The nation’s volume house builders are often criticised for being short-term, profit driven construction machines largely uninterested in the wider problems of the housing market.
One exception to this rule is Legal & General, which over the past five years has been on a significant growth curve in a bid to become a major player in the provision of high-quality privately rented and also affordable housing, all delivered with a social purpose that, it claims, also suits its pension fund clients.
Legal & General has a 180-year tradition in housing, and already has a huge foothold in traditional home building with its ‘top 20’ house builder CALA, which constructs approximately 3,000 homes a year.
But it also has an ambition to build similar numbers of units for the affordable homes market, helped by its £90 million investment in a recently completed 550,000 sq ft modular factory in Sherburn, outside Leeds.
The company also has significant growth targets for its build-to-rent business and it is this that has witnessed some of the most spectacular projects including a few weeks ago its largest, a two-site development in Wandsworth.
When completed it will have gross development cost of £500 million which, when finished, will be the UK’s flagship build-to-rent community with over 1,000 homes and 85,000 sq ft of commercial space.
Legal & General also intends to eventually be able to build 3,000 affordable homes a year and this, together with its other growing divisions, means the group expects to build up to 100,000 homes over the next ten years.
If it can manage this, then it could soon be one of the largest home builders in the UK, outstripping more famous competitors such as Wilmott Dixon, L&Q, Bovis and Berkeley Homes.
But comparisons with volume house builders end there, as Simon Century, Head of Affordable Housing and Build to Rent at Legal & General, is keen to make clear.
“Our angle in the affordable housing and build to rent spaces in particular is that we are a long-term, patient investor,” he says. “We’re not just there for the short-term development return.
“We have a genuine and very, very long term horizon and high standards and that is the nature of our investment which is different than traditional builders.”
Century also sees Legal & General as stepping in to plug the huge breach in affordable homes left by successive governments’ reluctance to directly fund it and that it, along with other national institutions, should ‘fill that gap’.
“In recent years we’ve been scaling up our position into what we call direct investment in housing.”Simon Century, Legal & General
What also makes the group unique is the diverse range of tenures it is involved in.
As well as constructing build-to-rent developments it also operates them through a third-party management arm, as well as using its growing modular abilities to provide both the private market and housing associations with an affordable product.
“All our divisions have their own individual objectives but with one caveat that they are there as a group; what we find is, particularly when we focus on more complex opportunities or sites, these divisions will come together as a team,” he says.
This approach also makes long-term financial sense; diversified tenures on a single site are what “our pension fund clients want – relatively stable, long-dated income streams,” he says.
Century also claims this approach means Legal & General can talk to partners and negotiate the best mix of tenures depending on the objectives of each partner whether it’s a housing association or, in the case of its recent Oxford project, the city’s university.
Talking to Century it’s clear that Legal & General sees itself leading the key debates in housing through its activities including, as he points out, that its approach to large sites is exactly the policy thrust contained within the recent Letwin review of house building.
“Others are trying to create more diverse sites but I think we’re a leader in having those multiple routes to market,” he says.
But it is affordable housing that clearly gets Century’s blood running.
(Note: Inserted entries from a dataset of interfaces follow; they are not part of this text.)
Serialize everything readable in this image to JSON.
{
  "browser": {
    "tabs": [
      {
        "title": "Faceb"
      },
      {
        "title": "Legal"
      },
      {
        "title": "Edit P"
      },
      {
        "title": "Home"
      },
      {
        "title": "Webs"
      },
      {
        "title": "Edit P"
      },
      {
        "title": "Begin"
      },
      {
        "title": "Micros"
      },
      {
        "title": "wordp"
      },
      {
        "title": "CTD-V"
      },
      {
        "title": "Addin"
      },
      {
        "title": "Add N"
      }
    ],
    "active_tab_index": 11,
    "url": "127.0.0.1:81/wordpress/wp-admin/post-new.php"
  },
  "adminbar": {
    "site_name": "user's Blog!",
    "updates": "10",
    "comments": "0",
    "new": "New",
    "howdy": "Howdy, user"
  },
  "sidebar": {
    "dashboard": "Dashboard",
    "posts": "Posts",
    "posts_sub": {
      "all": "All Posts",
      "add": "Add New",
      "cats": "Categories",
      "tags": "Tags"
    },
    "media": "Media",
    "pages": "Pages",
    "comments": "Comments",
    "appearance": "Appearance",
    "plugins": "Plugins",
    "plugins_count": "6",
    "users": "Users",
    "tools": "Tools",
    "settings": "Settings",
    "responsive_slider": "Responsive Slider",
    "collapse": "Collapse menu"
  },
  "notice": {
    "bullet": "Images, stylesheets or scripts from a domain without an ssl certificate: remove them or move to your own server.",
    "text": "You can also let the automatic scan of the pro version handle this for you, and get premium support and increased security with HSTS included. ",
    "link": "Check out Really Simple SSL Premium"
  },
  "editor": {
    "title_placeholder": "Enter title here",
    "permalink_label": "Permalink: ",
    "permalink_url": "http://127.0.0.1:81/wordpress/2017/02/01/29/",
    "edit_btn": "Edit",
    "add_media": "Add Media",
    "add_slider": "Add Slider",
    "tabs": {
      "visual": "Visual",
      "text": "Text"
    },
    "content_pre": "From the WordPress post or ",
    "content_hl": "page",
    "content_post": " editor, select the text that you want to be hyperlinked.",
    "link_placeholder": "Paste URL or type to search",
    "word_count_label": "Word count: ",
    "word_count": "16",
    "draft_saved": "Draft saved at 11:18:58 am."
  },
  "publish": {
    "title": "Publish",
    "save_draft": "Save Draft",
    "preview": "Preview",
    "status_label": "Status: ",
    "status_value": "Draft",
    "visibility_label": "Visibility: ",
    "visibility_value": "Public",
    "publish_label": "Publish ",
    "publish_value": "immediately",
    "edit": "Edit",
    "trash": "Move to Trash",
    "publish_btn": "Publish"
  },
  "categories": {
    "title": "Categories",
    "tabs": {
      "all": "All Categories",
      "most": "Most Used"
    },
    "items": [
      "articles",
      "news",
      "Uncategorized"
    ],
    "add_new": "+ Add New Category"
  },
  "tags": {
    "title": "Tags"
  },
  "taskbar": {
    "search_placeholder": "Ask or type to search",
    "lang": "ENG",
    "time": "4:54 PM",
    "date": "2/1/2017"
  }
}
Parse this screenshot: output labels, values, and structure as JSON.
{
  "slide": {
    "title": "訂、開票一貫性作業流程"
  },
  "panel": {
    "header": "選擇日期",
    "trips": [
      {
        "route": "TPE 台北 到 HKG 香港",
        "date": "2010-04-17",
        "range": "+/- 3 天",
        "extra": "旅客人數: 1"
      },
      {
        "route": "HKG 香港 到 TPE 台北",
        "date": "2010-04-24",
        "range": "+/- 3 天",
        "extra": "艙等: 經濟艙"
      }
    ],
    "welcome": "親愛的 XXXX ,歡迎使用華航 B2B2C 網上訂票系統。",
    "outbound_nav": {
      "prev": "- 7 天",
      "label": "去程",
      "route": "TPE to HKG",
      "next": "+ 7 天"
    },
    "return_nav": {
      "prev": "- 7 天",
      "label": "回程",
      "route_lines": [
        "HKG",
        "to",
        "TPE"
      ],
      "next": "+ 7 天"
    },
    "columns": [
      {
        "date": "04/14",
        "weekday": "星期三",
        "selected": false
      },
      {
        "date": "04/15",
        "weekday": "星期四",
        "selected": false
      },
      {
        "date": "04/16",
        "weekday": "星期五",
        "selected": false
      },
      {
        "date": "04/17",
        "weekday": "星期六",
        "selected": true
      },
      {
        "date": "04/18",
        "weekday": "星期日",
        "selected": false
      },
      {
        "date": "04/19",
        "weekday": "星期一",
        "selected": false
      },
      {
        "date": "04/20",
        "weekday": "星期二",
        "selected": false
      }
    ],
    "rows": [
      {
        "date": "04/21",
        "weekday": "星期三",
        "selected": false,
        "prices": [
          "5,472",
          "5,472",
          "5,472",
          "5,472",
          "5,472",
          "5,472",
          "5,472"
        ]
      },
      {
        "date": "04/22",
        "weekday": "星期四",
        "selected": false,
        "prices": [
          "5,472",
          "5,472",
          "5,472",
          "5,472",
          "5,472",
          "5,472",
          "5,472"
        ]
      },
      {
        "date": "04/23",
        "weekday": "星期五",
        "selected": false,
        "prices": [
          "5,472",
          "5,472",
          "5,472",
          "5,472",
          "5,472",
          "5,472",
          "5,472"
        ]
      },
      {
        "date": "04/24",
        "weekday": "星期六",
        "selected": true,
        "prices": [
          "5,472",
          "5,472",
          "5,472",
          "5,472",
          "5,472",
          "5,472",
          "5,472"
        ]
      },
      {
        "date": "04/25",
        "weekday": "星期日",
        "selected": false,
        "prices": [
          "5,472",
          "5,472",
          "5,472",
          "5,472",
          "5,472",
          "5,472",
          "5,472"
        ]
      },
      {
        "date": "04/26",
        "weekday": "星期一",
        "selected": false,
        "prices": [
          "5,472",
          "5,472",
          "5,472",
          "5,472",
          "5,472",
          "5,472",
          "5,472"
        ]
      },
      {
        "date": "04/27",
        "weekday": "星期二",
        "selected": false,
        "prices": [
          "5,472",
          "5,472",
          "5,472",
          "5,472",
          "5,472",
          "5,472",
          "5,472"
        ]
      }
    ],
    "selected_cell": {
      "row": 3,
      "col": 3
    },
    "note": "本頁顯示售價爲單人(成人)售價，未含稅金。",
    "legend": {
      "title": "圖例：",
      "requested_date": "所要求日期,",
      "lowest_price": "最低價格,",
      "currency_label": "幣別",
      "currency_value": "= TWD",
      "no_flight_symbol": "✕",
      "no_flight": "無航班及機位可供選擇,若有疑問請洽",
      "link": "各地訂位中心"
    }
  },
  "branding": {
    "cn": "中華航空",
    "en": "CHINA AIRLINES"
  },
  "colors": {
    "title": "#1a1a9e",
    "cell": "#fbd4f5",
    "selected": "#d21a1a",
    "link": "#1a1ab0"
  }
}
He says Legal & General is part of the answer, not the problem, and that he’s passionate about finding a solution to the UK’s 100,000-a-year affordable homes shortfall, and help the 1.3 million households currently on local authority waiting lists.
“Government must provide more capital funding into a sector that needs more subsidy,” he says.
“But if you look at the existing players who are almost all housing associations the you realise that, although they have a huge desire to do something, because they are charities they can only raise debt but not equity.
“The problem is that as they take on more debt, they can’t bring in new equity funding so they’ve got little room for manoeuvre.
“The only way to fill that gap is for new capital to come in through other routes and we believe we are entering that space as a long term stakeholder.”
Century does not mince his words when promoting build to rent. He describes ‘99% of the private rented market’ as ‘low quality’ when compared to the kind of build-to-rent units being constructed at the moment.
“It’s a relatively small sector with only 30,000 units coming out of the ground each year but it’s an important opportunity to scale,” he says.
“It is also part of the direction that UK residential housing is moving and has a considerable weight of capital being deployed behind it; build to rent is only going in one direction, and at a very sharp pace in terms of public policy, quite rightly.”
Legal & General is also a founding partner of the English Cities Fund, set up with it and Homes England and Muse Developments, which is currently on track to deliver five new schemes in England with a total value of £1. 6 billion including in Liverpool, London, Plymouth, Salford and Wakefield.
The initiative, which has been going since 2001, is typical of its desire to offer more than just bricks and mortar, and be part of the solution to the ongoing housing crisis.